Best-fit principal component directions were calculated from alternating-field (AF) demagnetization data for each 2 cm interval of the archive halves using an automated routine that maximizes the percentage of remanence incorporated and minimizes the scatter about the best-fit direction and the deviation of this vector from the origin (see “Paleomagnetism” in the “Methods” chapter [Expedition 330 Scientists, 2012a]). Based on the distribution of misfit values, only directions with misfit values below 2.42 for Hole U1377A and 1.89 for Hole U1377B were considered; these represent the most reliable 40% of the total number of 2 cm interval principal component directions for each hole. These misfit values are lower than those used for Sites U1372, U1373, and U1374, where the misfit cutoff value was set at ~3.4. The resulting inclinations, intensities, and stability of remanent magnetization, as represented by the median destructive field (MDF′), are shown in Figure F27. Although Site U1377 is dominated by positive inclinations, indicative of Southern Hemisphere reversed polarity (Fig. F27D), the shallow penetration and low recovery limit recognition of any inclination trends with depth or lithology.

Discrete sample remanent magnetization data

The remanent magnetization of 17 discrete basalt samples (10 from Hole U1377A and 7 from Hole U1377B) was measured with the spinner magnetometer.
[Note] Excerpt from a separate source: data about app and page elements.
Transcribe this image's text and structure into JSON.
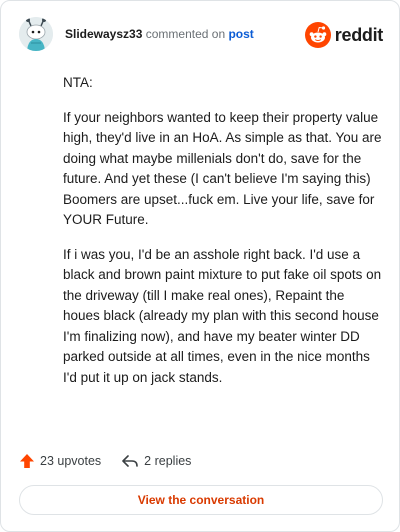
{
  "header": {
    "username": "Slidewaysz33",
    "action_text": "commented on",
    "post_link": "post",
    "brand": "reddit"
  },
  "comment": {
    "paragraphs": [
      "NTA:",
      "If your neighbors wanted to keep their property value high, they'd live in an HoA. As simple as that. You are doing what maybe millenials don't do, save for the future. And yet these (I can't believe I'm saying this) Boomers are upset...fuck em. Live your life, save for YOUR Future.",
      "If i was you, I'd be an asshole right back. I'd use a black and brown paint mixture to put fake oil spots on the driveway (till I make real ones), Repaint the houes black (already my plan with this second house I'm finalizing now), and have my beater winter DD parked outside at all times, even in the nice months I'd put it up on jack stands."
    ]
  },
  "footer": {
    "upvotes": "23 upvotes",
    "replies": "2 replies",
    "cta": "View the conversation"
  },
  "colors": {
    "brand_orange": "#ff4500",
    "link_blue": "#0b5cd5",
    "cta_text": "#d93a00"
  },
  "icons": {
    "avatar": "user-avatar",
    "brand": "reddit-snoo-icon",
    "upvote": "upvote-arrow-icon",
    "reply": "reply-arrow-icon"
  }
}
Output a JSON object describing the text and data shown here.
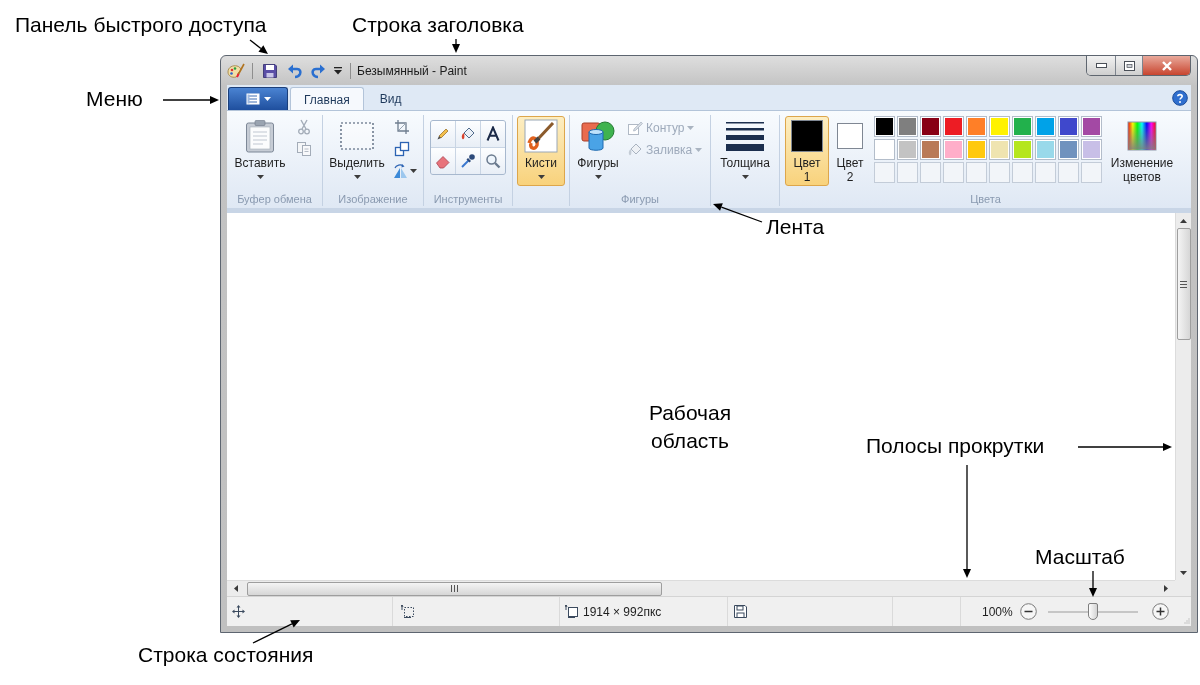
{
  "annotations": [
    {
      "text": "Панель быстрого доступа"
    },
    {
      "text": "Строка заголовка"
    },
    {
      "text": "Меню"
    },
    {
      "text": "Лента"
    },
    {
      "text": "Рабочая область"
    },
    {
      "text": "Полосы прокрутки"
    },
    {
      "text": "Масштаб"
    },
    {
      "text": "Строка состояния"
    }
  ],
  "window": {
    "title": "Безымянный - Paint"
  },
  "tabs": [
    {
      "label": "Главная",
      "selected": true
    },
    {
      "label": "Вид",
      "selected": false
    }
  ],
  "ribbon": {
    "groups": [
      {
        "kind": "clipboard",
        "label": "Буфер обмена",
        "button": {
          "label": "Вставить"
        },
        "tools": [
          {
            "disabled": true
          },
          {
            "disabled": true
          }
        ]
      },
      {
        "kind": "image",
        "label": "Изображение",
        "button": {
          "label": "Выделить"
        }
      },
      {
        "kind": "tools",
        "label": "Инструменты"
      },
      {
        "kind": "brushes",
        "button": {
          "label": "Кисти",
          "selected": true
        }
      },
      {
        "kind": "shapes",
        "label": "Фигуры",
        "button": {
          "label": "Фигуры",
          "selected": false
        },
        "options": [
          {
            "label": "Контур",
            "disabled": true
          },
          {
            "label": "Заливка",
            "disabled": true
          }
        ]
      },
      {
        "kind": "size",
        "button": {
          "label": "Толщина"
        }
      },
      {
        "kind": "colors",
        "label": "Цвета",
        "slots": [
          {
            "label": "Цвет 1",
            "selected": true,
            "color": "#000000"
          },
          {
            "label": "Цвет 2",
            "selected": false,
            "color": "#ffffff"
          }
        ],
        "palette": [
          {
            "kind": "swatch",
            "color": "#000000"
          },
          {
            "kind": "swatch",
            "color": "#7f7f7f"
          },
          {
            "kind": "swatch",
            "color": "#880015"
          },
          {
            "kind": "swatch",
            "color": "#ed1c24"
          },
          {
            "kind": "swatch",
            "color": "#ff7f27"
          },
          {
            "kind": "swatch",
            "color": "#fff200"
          },
          {
            "kind": "swatch",
            "color": "#22b14c"
          },
          {
            "kind": "swatch",
            "color": "#00a2e8"
          },
          {
            "kind": "swatch",
            "color": "#3f48cc"
          },
          {
            "kind": "swatch",
            "color": "#a349a4"
          },
          {
            "kind": "swatch",
            "color": "#ffffff"
          },
          {
            "kind": "swatch",
            "color": "#c3c3c3"
          },
          {
            "kind": "swatch",
            "color": "#b97a57"
          },
          {
            "kind": "swatch",
            "color": "#ffaec9"
          },
          {
            "kind": "swatch",
            "color": "#ffc90e"
          },
          {
            "kind": "swatch",
            "color": "#efe4b0"
          },
          {
            "kind": "swatch",
            "color": "#b5e61d"
          },
          {
            "kind": "swatch",
            "color": "#99d9ea"
          },
          {
            "kind": "swatch",
            "color": "#7092be"
          },
          {
            "kind": "swatch",
            "color": "#c8bfe7"
          },
          {
            "kind": "empty"
          },
          {
            "kind": "empty"
          },
          {
            "kind": "empty"
          },
          {
            "kind": "empty"
          },
          {
            "kind": "empty"
          },
          {
            "kind": "empty"
          },
          {
            "kind": "empty"
          },
          {
            "kind": "empty"
          },
          {
            "kind": "empty"
          },
          {
            "kind": "empty"
          }
        ],
        "button": {
          "label": "Изменение цветов"
        }
      }
    ]
  },
  "status_bar": {
    "canvas_size": "1914 × 992пкс",
    "zoom": {
      "reading": "100%",
      "level": 0.5
    }
  }
}
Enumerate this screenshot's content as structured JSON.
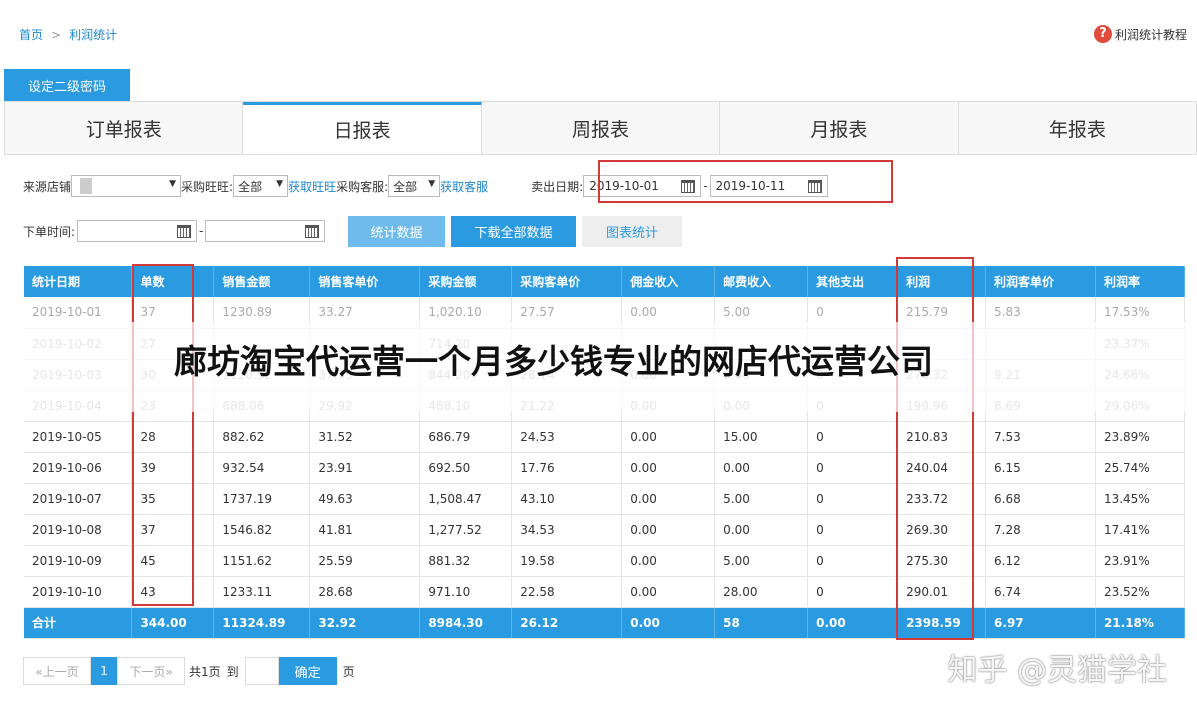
{
  "breadcrumb": {
    "home": "首页",
    "sep": ">",
    "current": "利润统计"
  },
  "help": {
    "icon": "question-icon",
    "label": "利润统计教程"
  },
  "password_button": "设定二级密码",
  "tabs": [
    "订单报表",
    "日报表",
    "周报表",
    "月报表",
    "年报表"
  ],
  "active_tab": "日报表",
  "filters": {
    "store_label": "来源店铺",
    "wangwang_label": "采购旺旺:",
    "wangwang_value": "全部",
    "wangwang_link": "获取旺旺",
    "service_label": "采购客服:",
    "service_value": "全部",
    "service_link": "获取客服",
    "sell_date_label": "卖出日期:",
    "sell_date_from": "2019-10-01",
    "sell_date_to": "2019-10-11",
    "dash": "-",
    "order_time_label": "下单时间:"
  },
  "buttons": {
    "stat": "统计数据",
    "download": "下载全部数据",
    "chart": "图表统计"
  },
  "table": {
    "headers": [
      "统计日期",
      "单数",
      "销售金额",
      "销售客单价",
      "采购金额",
      "采购客单价",
      "佣金收入",
      "邮费收入",
      "其他支出",
      "利润",
      "利润客单价",
      "利润率"
    ],
    "rows": [
      [
        "2019-10-01",
        "37",
        "1230.89",
        "33.27",
        "1,020.10",
        "27.57",
        "0.00",
        "5.00",
        "0",
        "215.79",
        "5.83",
        "17.53%"
      ],
      [
        "2019-10-02",
        "27",
        "",
        "",
        "714.20",
        "",
        "",
        "",
        "",
        "",
        "",
        "23.37%"
      ],
      [
        "2019-10-03",
        "30",
        "1120.52",
        "37.35",
        "844.20",
        "28.14",
        "0.00",
        "0.00",
        "0",
        "276.32",
        "9.21",
        "24.66%"
      ],
      [
        "2019-10-04",
        "23",
        "688.06",
        "29.92",
        "488.10",
        "21.22",
        "0.00",
        "0.00",
        "0",
        "199.96",
        "8.69",
        "29.06%"
      ],
      [
        "2019-10-05",
        "28",
        "882.62",
        "31.52",
        "686.79",
        "24.53",
        "0.00",
        "15.00",
        "0",
        "210.83",
        "7.53",
        "23.89%"
      ],
      [
        "2019-10-06",
        "39",
        "932.54",
        "23.91",
        "692.50",
        "17.76",
        "0.00",
        "0.00",
        "0",
        "240.04",
        "6.15",
        "25.74%"
      ],
      [
        "2019-10-07",
        "35",
        "1737.19",
        "49.63",
        "1,508.47",
        "43.10",
        "0.00",
        "5.00",
        "0",
        "233.72",
        "6.68",
        "13.45%"
      ],
      [
        "2019-10-08",
        "37",
        "1546.82",
        "41.81",
        "1,277.52",
        "34.53",
        "0.00",
        "0.00",
        "0",
        "269.30",
        "7.28",
        "17.41%"
      ],
      [
        "2019-10-09",
        "45",
        "1151.62",
        "25.59",
        "881.32",
        "19.58",
        "0.00",
        "5.00",
        "0",
        "275.30",
        "6.12",
        "23.91%"
      ],
      [
        "2019-10-10",
        "43",
        "1233.11",
        "28.68",
        "971.10",
        "22.58",
        "0.00",
        "28.00",
        "0",
        "290.01",
        "6.74",
        "23.52%"
      ]
    ],
    "total": [
      "合计",
      "344.00",
      "11324.89",
      "32.92",
      "8984.30",
      "26.12",
      "0.00",
      "58",
      "0.00",
      "2398.59",
      "6.97",
      "21.18%"
    ]
  },
  "overlay_title": "廊坊淘宝代运营一个月多少钱专业的网店代运营公司",
  "pager": {
    "prev": "«上一页",
    "current": "1",
    "next": "下一页»",
    "total": "共1页",
    "goto": "到",
    "confirm": "确定",
    "page_unit": "页"
  },
  "watermark": "知乎 @灵猫学社",
  "colors": {
    "accent": "#2a9be0",
    "highlight_box": "#d23a3a"
  }
}
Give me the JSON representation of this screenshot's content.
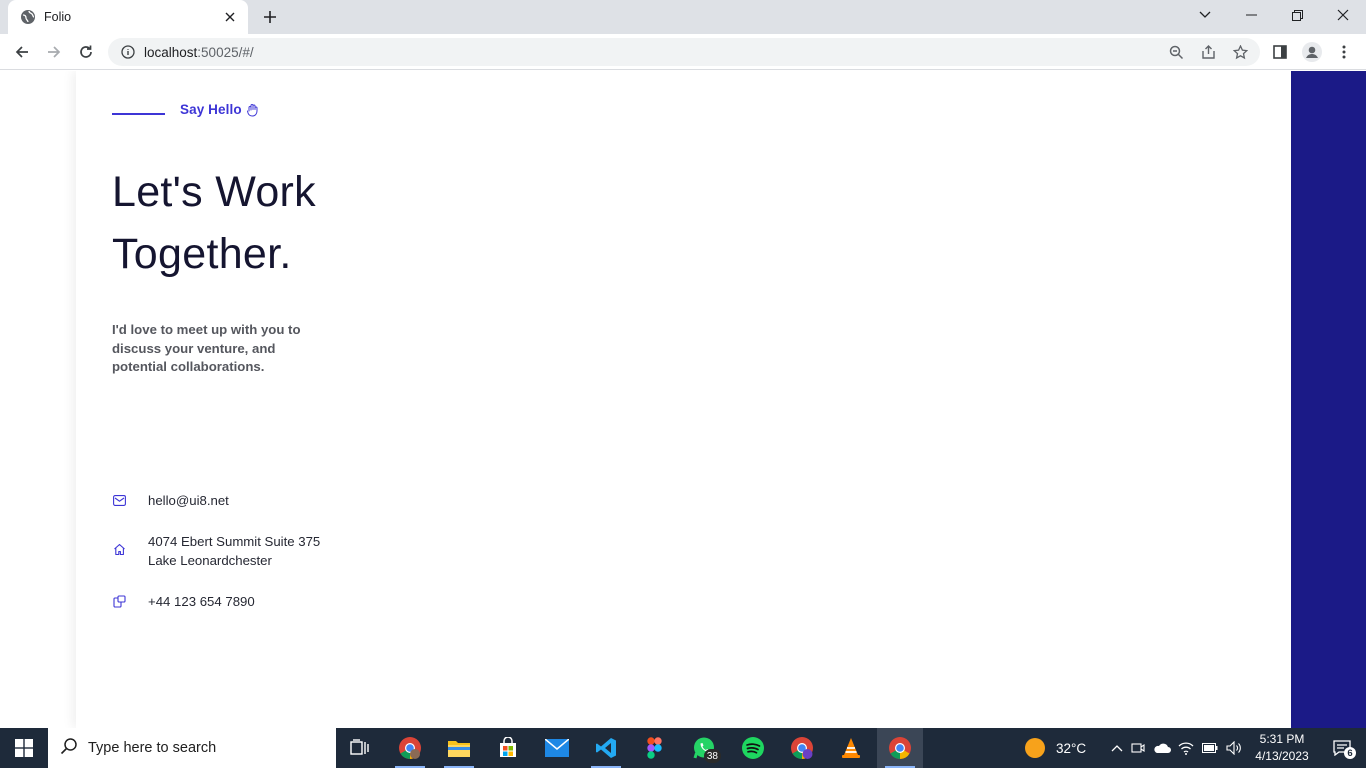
{
  "browser": {
    "tab_title": "Folio",
    "url_host": "localhost",
    "url_rest": ":50025/#/"
  },
  "page": {
    "eyebrow": "Say Hello",
    "headline": [
      "Let's Work",
      "Together."
    ],
    "intro": "I'd love to meet up with you to discuss your venture, and potential collaborations.",
    "contacts": {
      "email": "hello@ui8.net",
      "address_line1": "4074 Ebert Summit Suite 375",
      "address_line2": "Lake Leonardchester",
      "phone": "+44 123 654 7890"
    },
    "colors": {
      "accent": "#3d35d6",
      "side_band": "#1b1a87",
      "heading": "#151530"
    }
  },
  "taskbar": {
    "search_placeholder": "Type here to search",
    "whatsapp_badge": "38",
    "weather": "32°C",
    "time": "5:31 PM",
    "date": "4/13/2023",
    "notification_count": "6"
  }
}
NRM intensities range more widely in Hole U1377B (1.35 × 10–2 to 3.99 A/m) than in Hole U1377A (0.13 to 1.86 A/m) (Fig. F28; Table T9). Königsberger ratio (Qn) values for Hole U1377A samples are typically >1, but those for Hole U1377B display a broader range, with a minimum of 0.18 and a maximum of 8.90.

Ten discrete samples from Hole U1377A were demagnetized, six by AF demagnetization and four by thermal demagnetization (Table T9; Fig. F29). Only AF demagnetization was attempted for discrete samples from Hole U1377B because of the limited time. Unfortunately, all seven discrete samples from Hole U1377B were remagnetized by a malfunction of the demagnetizer DTech 2000, and no characteristic remanent magnetization directions were obtained. The demagnetization results from basalt samples reveal relatively simple behavior and are generally, though not always (see below), consistent with the moderate to steep positive inclinations observed in the archive-half data. Although only limited thermal demagnetization data are available, results from thermal and AF demagnetization apparently recover the same magnetization component (Fig. F29B, F29C). The coercivity of the discrete samples from Site U1377 is generally lower than for previous sites (Fig. F29).

Anisotropy of magnetic susceptibility

The anisotropy of magnetic susceptibility was determined for all discrete samples (Table T10). The average degree of anisotropy (P′) is 1.01, and shape factors (T) range from –0.49 to 0.72 (where T = –1 if prolate and T = 1 if oblate; Jelinek, 1981).


Inclinations at Site U1377 are uniformly positive (reversed polarity; Fig. F30; Table T11) but are more variable than those observed at some other sites (e.g., U1374 and U1376). This variability suggests that the pillows/lava lobes reflect accumulation over some significant amount of time. Discrete sample inclinations in some cases do not agree well with archive-half results (e.g., Cores 330-U1377A-4R and 5R). This discrepancy will be the subject of shore-based studies. Any inferences about the paleolatitude of Site U1377 should be undertaken with care, given the limited penetration and core recovery.